Discussion paper

DP17136 Systemic Discrimination: Theory and Measurement

Economics often defines and measures discrimination as disparities arising from the direct effect of group identity. We develop new tools to model and measure systemic discrimination, which captures how discriminatory decisions in other domains---past, future, or contemporaneous---contribute to disparities in a given decision. We show that systemic discrimination can be driven by disparate signaling technologies or differential opportunities for skill development. We then propose a new measure based on a decomposition of total discrimination into direct and systemic components, and show how it can be used to estimate systemic discrimination in both experimental and observational data. We illustrate these new tools in three applications, including a novel Iterated Audit experimental paradigm with real hiring managers.
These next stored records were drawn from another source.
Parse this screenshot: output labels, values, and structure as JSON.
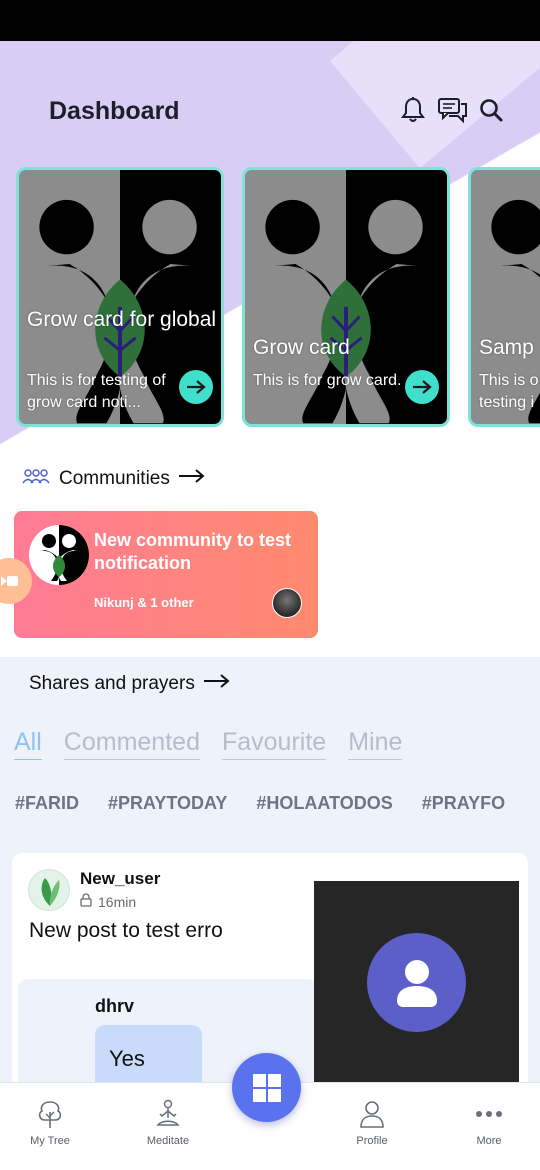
{
  "header": {
    "title": "Dashboard",
    "icons": [
      "bell-icon",
      "chat-icon",
      "search-icon"
    ]
  },
  "grow_cards": [
    {
      "title": "Grow card for global",
      "description": "This is for testing of grow card noti..."
    },
    {
      "title": "Grow card",
      "description": "This is for grow card."
    },
    {
      "title": "Samp",
      "description": "This is o testing i"
    }
  ],
  "communities": {
    "heading": "Communities",
    "card": {
      "name": "New community to test notification",
      "members": "Nikunj & 1 other"
    }
  },
  "shares": {
    "heading": "Shares and prayers",
    "tabs": [
      "All",
      "Commented",
      "Favourite",
      "Mine"
    ],
    "active_tab": "All",
    "hashtags": [
      "#FARID",
      "#PRAYTODAY",
      "#HOLAATODOS",
      "#PRAYFO"
    ]
  },
  "post": {
    "username": "New_user",
    "time": "16min",
    "text": "New post to test erro",
    "quoted_user": "dhrv",
    "quoted_text": "Yes"
  },
  "bottom_nav": {
    "items": [
      "My Tree",
      "Meditate",
      "Profile",
      "More"
    ]
  },
  "colors": {
    "accent": "#5b72ee",
    "hero_bg": "#d8cdf5",
    "card_border": "#7de3d9",
    "community_gradient_start": "#ff7b95",
    "community_gradient_end": "#ff8a6e",
    "video_avatar": "#5b5fc7",
    "active_tab": "#8fc2ee"
  }
}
The applications also identify behavioral frictions that blunt the impact of individual-level interventions and perpetuate systemic discrimination, suggesting the need for systems-based policy responses to systemic discrimination.


Bohren, A, P Hull and A Imas (2022), ‘DP17136 Systemic Discrimination: Theory and Measurement‘, CEPR Discussion Paper No. 17136. CEPR Press, Paris & London. https://cepr.org/publications/dp17136